§ **Exercise description**: The answer must be an exact copy of every record.

========================

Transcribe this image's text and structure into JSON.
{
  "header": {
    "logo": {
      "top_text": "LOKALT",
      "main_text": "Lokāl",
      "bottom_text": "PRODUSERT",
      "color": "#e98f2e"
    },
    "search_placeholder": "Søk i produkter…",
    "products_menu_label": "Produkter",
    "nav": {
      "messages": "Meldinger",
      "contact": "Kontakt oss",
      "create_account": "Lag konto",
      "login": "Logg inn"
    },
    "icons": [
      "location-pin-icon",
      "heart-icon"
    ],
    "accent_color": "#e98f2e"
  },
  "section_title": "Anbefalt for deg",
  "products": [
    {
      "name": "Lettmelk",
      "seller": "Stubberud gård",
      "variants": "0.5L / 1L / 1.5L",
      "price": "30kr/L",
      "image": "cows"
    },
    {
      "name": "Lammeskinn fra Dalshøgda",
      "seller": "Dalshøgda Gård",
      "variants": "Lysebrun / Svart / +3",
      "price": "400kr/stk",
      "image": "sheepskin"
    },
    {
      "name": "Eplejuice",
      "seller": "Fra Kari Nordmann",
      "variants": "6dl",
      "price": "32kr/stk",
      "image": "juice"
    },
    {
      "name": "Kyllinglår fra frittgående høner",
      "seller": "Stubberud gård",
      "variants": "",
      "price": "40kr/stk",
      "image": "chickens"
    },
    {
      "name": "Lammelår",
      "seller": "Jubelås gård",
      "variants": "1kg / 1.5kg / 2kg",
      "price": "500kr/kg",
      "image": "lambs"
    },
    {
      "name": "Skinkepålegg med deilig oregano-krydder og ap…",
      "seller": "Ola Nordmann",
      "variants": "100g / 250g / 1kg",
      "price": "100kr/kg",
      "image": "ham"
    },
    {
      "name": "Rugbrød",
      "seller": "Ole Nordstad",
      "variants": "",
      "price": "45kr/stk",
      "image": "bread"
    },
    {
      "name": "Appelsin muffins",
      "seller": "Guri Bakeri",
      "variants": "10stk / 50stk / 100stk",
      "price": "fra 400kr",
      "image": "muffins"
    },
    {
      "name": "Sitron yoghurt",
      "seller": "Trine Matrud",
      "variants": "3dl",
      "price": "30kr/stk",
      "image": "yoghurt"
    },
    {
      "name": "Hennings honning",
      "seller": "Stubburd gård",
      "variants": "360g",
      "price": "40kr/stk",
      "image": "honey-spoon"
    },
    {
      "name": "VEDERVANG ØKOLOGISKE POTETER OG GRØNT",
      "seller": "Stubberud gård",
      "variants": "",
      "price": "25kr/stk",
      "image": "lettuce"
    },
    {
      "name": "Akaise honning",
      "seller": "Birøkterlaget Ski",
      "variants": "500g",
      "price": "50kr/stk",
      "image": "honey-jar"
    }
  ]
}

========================

§ **Solution**:
Transcribe this image's text and structure into JSON.
{
  "header": {
    "logo": {
      "top_text": "LOKALT",
      "main_text": "Lokāl",
      "bottom_text": "PRODUSERT",
      "color": "#e98f2e"
    },
    "search_placeholder": "Søk i produkter…",
    "products_menu_label": "Produkter",
    "nav": {
      "messages": "Meldinger",
      "contact": "Kontakt oss",
      "create_account": "Lag konto",
      "login": "Logg inn"
    },
    "icons": [
      "location-pin-icon",
      "heart-icon"
    ],
    "accent_color": "#e98f2e"
  },
  "section_title": "Anbefalt for deg",
  "products": [
    {
      "name": "Lettmelk",
      "seller": "Stubberud gård",
      "variants": "0.5L / 1L / 1.5L",
      "price": "30kr/L",
      "image": "cows"
    },
    {
      "name": "Lammeskinn fra Dalshøgda",
      "seller": "Dalshøgda Gård",
      "variants": "Lysebrun / Svart / +3",
      "price": "400kr/stk",
      "image": "sheepskin"
    },
    {
      "name": "Eplejuice",
      "seller": "Fra Kari Nordmann",
      "variants": "6dl",
      "price": "32kr/stk",
      "image": "juice"
    },
    {
      "name": "Kyllinglår fra frittgående høner",
      "seller": "Stubberud gård",
      "variants": "",
      "price": "40kr/stk",
      "image": "chickens"
    },
    {
      "name": "Lammelår",
      "seller": "Jubelås gård",
      "variants": "1kg / 1.5kg / 2kg",
      "price": "500kr/kg",
      "image": "lambs"
    },
    {
      "name": "Skinkepålegg med deilig oregano-krydder og ap…",
      "seller": "Ola Nordmann",
      "variants": "100g / 250g / 1kg",
      "price": "100kr/kg",
      "image": "ham"
    },
    {
      "name": "Rugbrød",
      "seller": "Ole Nordstad",
      "variants": "",
      "price": "45kr/stk",
      "image": "bread"
    },
    {
      "name": "Appelsin muffins",
      "seller": "Guri Bakeri",
      "variants": "10stk / 50stk / 100stk",
      "price": "fra 400kr",
      "image": "muffins"
    },
    {
      "name": "Sitron yoghurt",
      "seller": "Trine Matrud",
      "variants": "3dl",
      "price": "30kr/stk",
      "image": "yoghurt"
    },
    {
      "name": "Hennings honning",
      "seller": "Stubburd gård",
      "variants": "360g",
      "price": "40kr/stk",
      "image": "honey-spoon"
    },
    {
      "name": "VEDERVANG ØKOLOGISKE POTETER OG GRØNT",
      "seller": "Stubberud gård",
      "variants": "",
      "price": "25kr/stk",
      "image": "lettuce"
    },
    {
      "name": "Akaise honning",
      "seller": "Birøkterlaget Ski",
      "variants": "500g",
      "price": "50kr/stk",
      "image": "honey-jar"
    }
  ]
}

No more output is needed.